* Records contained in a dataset
§ §
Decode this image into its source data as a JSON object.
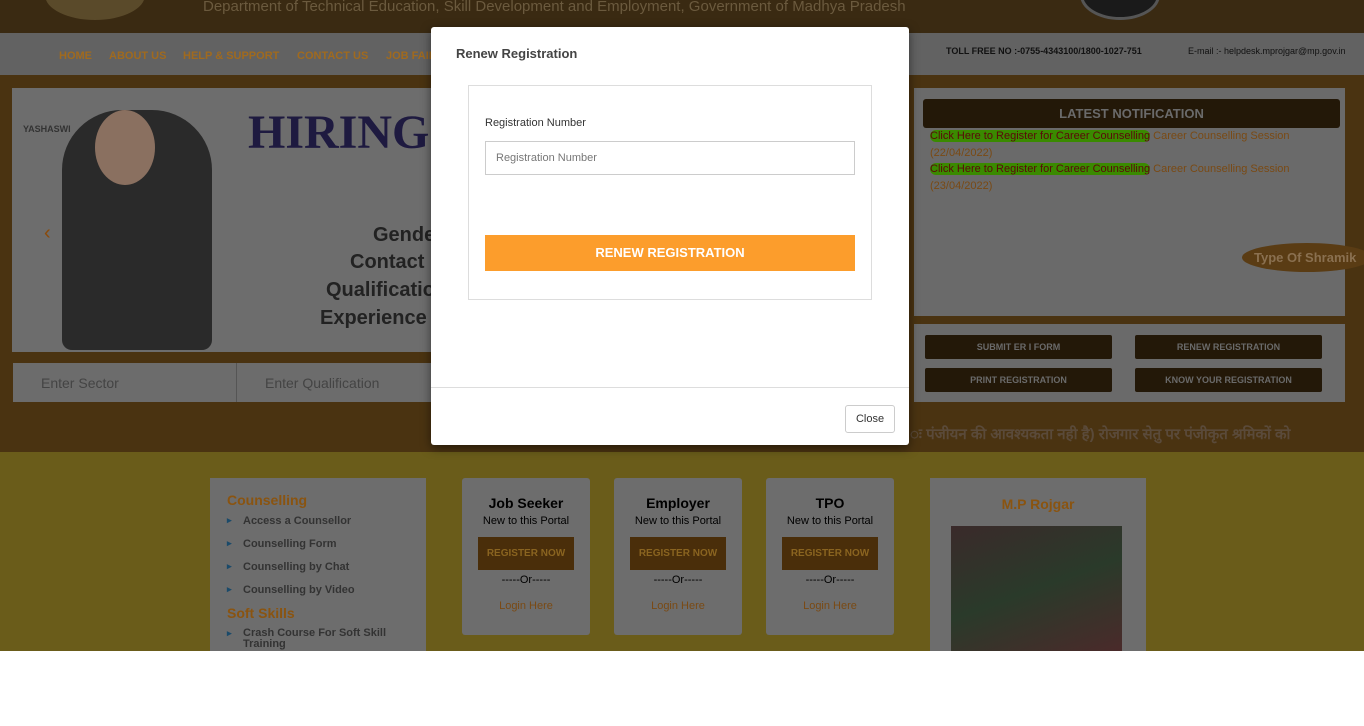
{
  "header": {
    "department": "Department of Technical Education, Skill Development and Employment, Government of Madhya Pradesh",
    "toll_free": "TOLL FREE NO :-0755-4343100/1800-1027-751",
    "email": "E-mail :- helpdesk.mprojgar@mp.gov.in"
  },
  "nav": [
    "HOME",
    "ABOUT US",
    "HELP & SUPPORT",
    "CONTACT US",
    "JOB FAIR"
  ],
  "banner": {
    "brand": "YASHASWI",
    "heading": "HIRING",
    "lines": [
      "Gender",
      "Contact",
      "Qualification",
      "Experience"
    ]
  },
  "search": {
    "sector_placeholder": "Enter Sector",
    "qualification_placeholder": "Enter Qualification"
  },
  "notifications": {
    "title": "LATEST NOTIFICATION",
    "items": [
      {
        "link": "Click Here to Register for Career Counselling",
        "text": "Career Counselling Session (22/04/2022)"
      },
      {
        "link": "Click Here to Register for Career Counselling",
        "text": "Career Counselling Session (23/04/2022)"
      }
    ],
    "badge": "Type Of Shramik"
  },
  "actions": [
    "SUBMIT ER I FORM",
    "RENEW REGISTRATION",
    "PRINT REGISTRATION",
    "KNOW YOUR REGISTRATION"
  ],
  "marquee": "ः पंजीयन की आवश्यकता नही है)  रोजगार सेतु पर पंजीकृत श्रमिकों को",
  "counselling": {
    "title": "Counselling",
    "items": [
      "Access a Counsellor",
      "Counselling Form",
      "Counselling by Chat",
      "Counselling by Video"
    ],
    "soft_title": "Soft Skills",
    "soft_items": [
      "Crash Course For Soft Skill Training"
    ]
  },
  "cards": [
    {
      "title": "Job Seeker",
      "sub": "New to this Portal",
      "register": "REGISTER NOW",
      "or": "-----Or-----",
      "login": "Login Here"
    },
    {
      "title": "Employer",
      "sub": "New to this Portal",
      "register": "REGISTER NOW",
      "or": "-----Or-----",
      "login": "Login Here"
    },
    {
      "title": "TPO",
      "sub": "New to this Portal",
      "register": "REGISTER NOW",
      "or": "-----Or-----",
      "login": "Login Here"
    }
  ],
  "mp": {
    "title": "M.P Rojgar"
  },
  "modal": {
    "title": "Renew Registration",
    "label": "Registration Number",
    "placeholder": "Registration Number",
    "submit": "RENEW REGISTRATION",
    "close": "Close",
    "accent": "#fc9d2c"
  }
}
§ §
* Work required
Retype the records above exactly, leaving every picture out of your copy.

* Answer box
Decode this image into its source data as a JSON object.
{
  "header": {
    "department": "Department of Technical Education, Skill Development and Employment, Government of Madhya Pradesh",
    "toll_free": "TOLL FREE NO :-0755-4343100/1800-1027-751",
    "email": "E-mail :- helpdesk.mprojgar@mp.gov.in"
  },
  "nav": [
    "HOME",
    "ABOUT US",
    "HELP & SUPPORT",
    "CONTACT US",
    "JOB FAIR"
  ],
  "banner": {
    "brand": "YASHASWI",
    "heading": "HIRING",
    "lines": [
      "Gender",
      "Contact",
      "Qualification",
      "Experience"
    ]
  },
  "search": {
    "sector_placeholder": "Enter Sector",
    "qualification_placeholder": "Enter Qualification"
  },
  "notifications": {
    "title": "LATEST NOTIFICATION",
    "items": [
      {
        "link": "Click Here to Register for Career Counselling",
        "text": "Career Counselling Session (22/04/2022)"
      },
      {
        "link": "Click Here to Register for Career Counselling",
        "text": "Career Counselling Session (23/04/2022)"
      }
    ],
    "badge": "Type Of Shramik"
  },
  "actions": [
    "SUBMIT ER I FORM",
    "RENEW REGISTRATION",
    "PRINT REGISTRATION",
    "KNOW YOUR REGISTRATION"
  ],
  "marquee": "ः पंजीयन की आवश्यकता नही है)  रोजगार सेतु पर पंजीकृत श्रमिकों को",
  "counselling": {
    "title": "Counselling",
    "items": [
      "Access a Counsellor",
      "Counselling Form",
      "Counselling by Chat",
      "Counselling by Video"
    ],
    "soft_title": "Soft Skills",
    "soft_items": [
      "Crash Course For Soft Skill Training"
    ]
  },
  "cards": [
    {
      "title": "Job Seeker",
      "sub": "New to this Portal",
      "register": "REGISTER NOW",
      "or": "-----Or-----",
      "login": "Login Here"
    },
    {
      "title": "Employer",
      "sub": "New to this Portal",
      "register": "REGISTER NOW",
      "or": "-----Or-----",
      "login": "Login Here"
    },
    {
      "title": "TPO",
      "sub": "New to this Portal",
      "register": "REGISTER NOW",
      "or": "-----Or-----",
      "login": "Login Here"
    }
  ],
  "mp": {
    "title": "M.P Rojgar"
  },
  "modal": {
    "title": "Renew Registration",
    "label": "Registration Number",
    "placeholder": "Registration Number",
    "submit": "RENEW REGISTRATION",
    "close": "Close",
    "accent": "#fc9d2c"
  }
}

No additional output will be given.